Australia is in the early stages of an unprecedented intergenerational wealth transfer, with Australians aged 65 and over expected to hand down $3.5 trillion over the next two decades.
This was the finding of a landmark 2021 Productivity Commission report on wealth transfers. Between 2002 and 2018, an eye-watering $1.5 trillion was handed down, with 90% ($107 billion) in the form of inheritances and the remainder in gifts to family while the donor was still alive. The average inheritance was $125,000, although the median was a much smaller $45,000.
The wealth of older Australians has been buoyed by strong growth in housing prices and three decades of compulsory superannuation, along with low drawdown rates on these assets to fund retirement.
Given that today’s retirees have not had the full benefit of super during their working lives, the contribution of super to inheritances is likely to increase. The Productivity Commission forecast the average super death benefit would increase from $190,000 to $480,000 over 40 years.
With so much money at stake, planning is crucial, but planning how your assets will be distributed when you die is not always straightforward.
Challenges of estate planning
Unfortunately, many Australians report concerns about the smooth transfer of their assets to beneficiaries, a process known as estate planning.
An October 2023 report by Fidelity found managing the complexities of estate planning worried 35% of Australians over the age of 26, followed by a lack of knowledge and understanding of estate planning laws and regulations (33%). A lack of awareness about the importance and benefits of estate planning was also a concern (20%).
Rules are one thing, but for many people the major challenge to successful estate planning is closer to home, managing difficult family dynamics and conflicting expectations.
It’s important that your assets are distributed according to your wishes and your legacy doesn’t end up in a quagmire of family disputes.
Who’s getting what?
Despite the jokes and bumper stickers suggesting retirees are merrily skiing (spending their kids’ inheritance), most people want to provide for their surviving partner and leave an inheritance for their children and grandchildren.
According to the Productivity Commission, about half of final estates goes to the ‘kids’, average age 50. The rest goes mostly to a surviving spouse or other family (such as grandkids or nieces and nephews) and friends. Only 2% goes to charity.
Simple. What could possibly go wrong?
Plenty as it turns out, especially where the final resting place of super is concerned.
These well-known court cases show how easily the best laid plans can unravel.
The lessons of history
The two court cases above highlight the importance of not just planning how you want your estate and your super to be distributed when you die but following through with correct documentation.
Some of the key issues to be mindful of where your super is concerned are:
The importance of binding death benefit nominations
Erwin Katz’s mistake was leaving only one of his children with control over his super fund. Even so, if he had made a binding death benefit nomination his wishes would have been carried out regardless of who took control of his fund.

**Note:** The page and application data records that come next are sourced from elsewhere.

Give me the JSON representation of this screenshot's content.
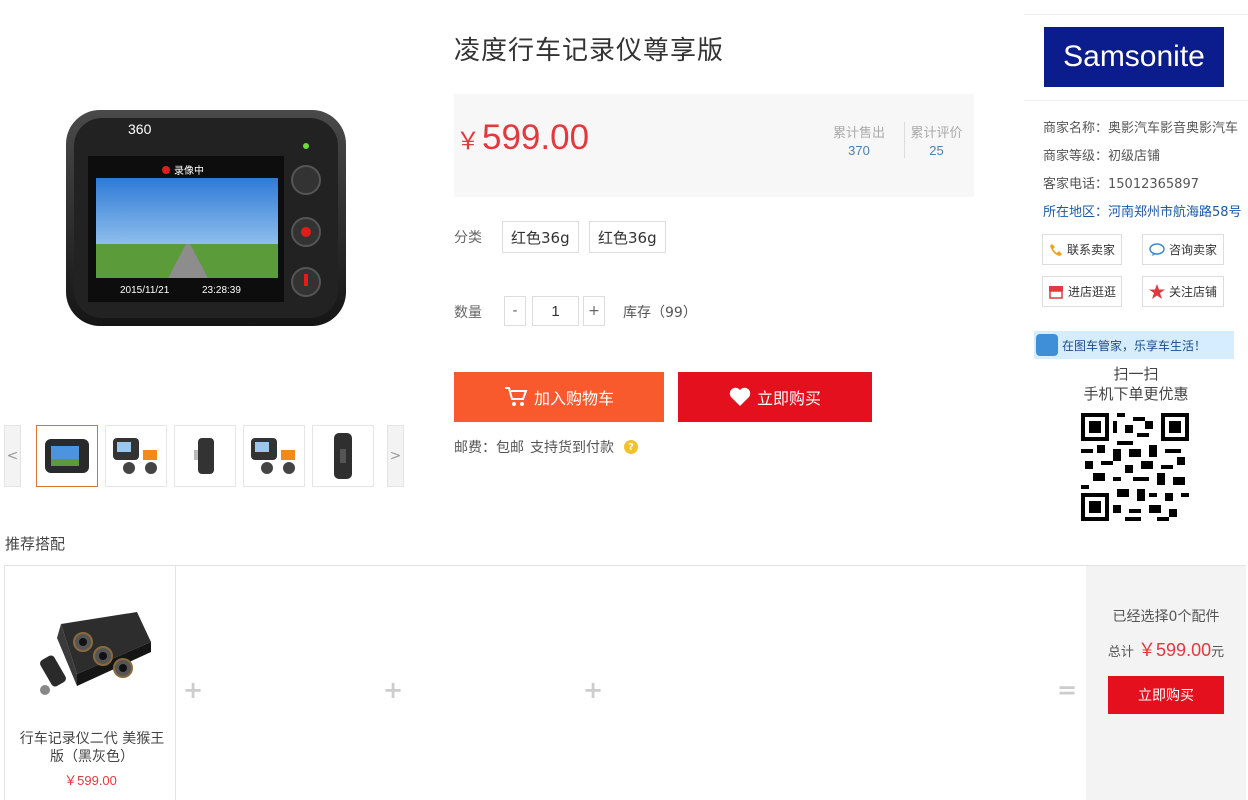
{
  "product": {
    "title": "凌度行车记录仪尊享版",
    "currency": "￥",
    "price": "599.00",
    "sold_label": "累计售出",
    "sold_count": "370",
    "review_label": "累计评价",
    "review_count": "25",
    "category_label": "分类",
    "options": [
      "红色36g",
      "红色36g"
    ],
    "quantity_label": "数量",
    "qty_minus": "-",
    "qty_plus": "+",
    "quantity": "1",
    "stock": "库存（99）",
    "add_cart_label": "加入购物车",
    "buy_now_label": "立即购买",
    "shipping": "邮费：包邮",
    "cod": "支持货到付款",
    "help_mark": "?"
  },
  "camera_screen": {
    "recording": "录像中",
    "date": "2015/11/21",
    "time": "23:28:39",
    "brand": "360"
  },
  "gallery": {
    "prev": "<",
    "next": ">"
  },
  "shop": {
    "logo_text": "Samsonite",
    "name": "商家名称：奥影汽车影音奥影汽车",
    "level": "商家等级：初级店铺",
    "phone": "客家电话：15012365897",
    "location": "所在地区：河南郑州市航海路58号",
    "contact_label": "联系卖家",
    "consult_label": "咨询卖家",
    "visit_label": "进店逛逛",
    "follow_label": "关注店铺",
    "banner_text": "在图车管家，乐享车生活！",
    "scan_line1": "扫一扫",
    "scan_line2": "手机下单更优惠"
  },
  "recommend": {
    "title": "推荐搭配",
    "item_name": "行车记录仪二代 美猴王版（黑灰色）",
    "item_price": "￥599.00",
    "plus": "+",
    "equals": "=",
    "selected_text": "已经选择0个配件",
    "total_label": "总计",
    "total_amount": "￥599.00",
    "total_unit": "元",
    "buy_label": "立即购买"
  },
  "colors": {
    "price_red": "#e4393c",
    "cart_orange": "#f85a2e",
    "buy_red": "#e4101e",
    "link_blue": "#1a5aa8",
    "samsonite_navy": "#0b1c8c"
  }
}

If you have a valid binding death benefit nomination in place when you die, the trustee of your fund (whether it’s a public offer fund or an SMSF) will be bound to pay your super benefit to the people you specify in the proportions you nominate.
To be valid, a binding death benefit nomination must be renewed every three years unless you have a non-lapsing binding nomination. Non-lapsing nominations are not offered by all funds, so check if your fund or SMSF will allow it.
Super is not an estate asset
Your super death benefit is not covered by your Will. You can, however, make a binding death benefit nomination instructing your super trustee to pay your death benefit to your estate, where it will be distributed according to your Will.
If Francesca had made a binding death benefit nomination to divide her super benefits equally between her four children, her wishes would have been carried out.
Whether you have an SMSF or are a member of a large fund regulated by the Australian Regulation Prudential Authority (APRA), you need a valid Will and a valid death benefit nomination, preferably one that is binding. Make sure they’re crafted in such a way that one doesn’t cancel the other out. And remember to update both whenever your circumstances or those of your children change.
It’s also important to understand that only certain people will be eligible to receive your super death benefits, and that there will be different tax consequences depending on the age of the beneficiaries you nominate and/or their relationship to you.
Mistakes can be costly
In both cases above, Francesca and Erwin had told their family who they wanted to receive their super when they died and in what proportions. Like many parents, they wanted their estate split evenly between their adult children.
But a lack of correct documentation meant their wishes weren’t carried out. The legal disputes that followed were not only financially costly, presumably the emotional fallout was equally devastating.
Professional advice may be cost-effective
Estate planning and the interaction between Wills and super can be complex. Today’s families can be equally complex, with blended families and divorce increasingly common.
In many cases, timely professional advice from your family lawyer/solicitor, financial adviser and/or accountant could save your family going through the uncertainty and emotional stress of a disputed estate.
SMSFs in a league of their own
If you have an SMSF, make sure the trust deed is up to date. Also ensure you have mechanisms in place to prevent your surviving partner or one of your children abusing control over your death benefits to deprive your chosen beneficiaries of their inheritance.
And remember, objections to SMSF death benefit payouts can’t be taken to the Australian Financial Complaints Authority (AFCA) but will end up in the courts.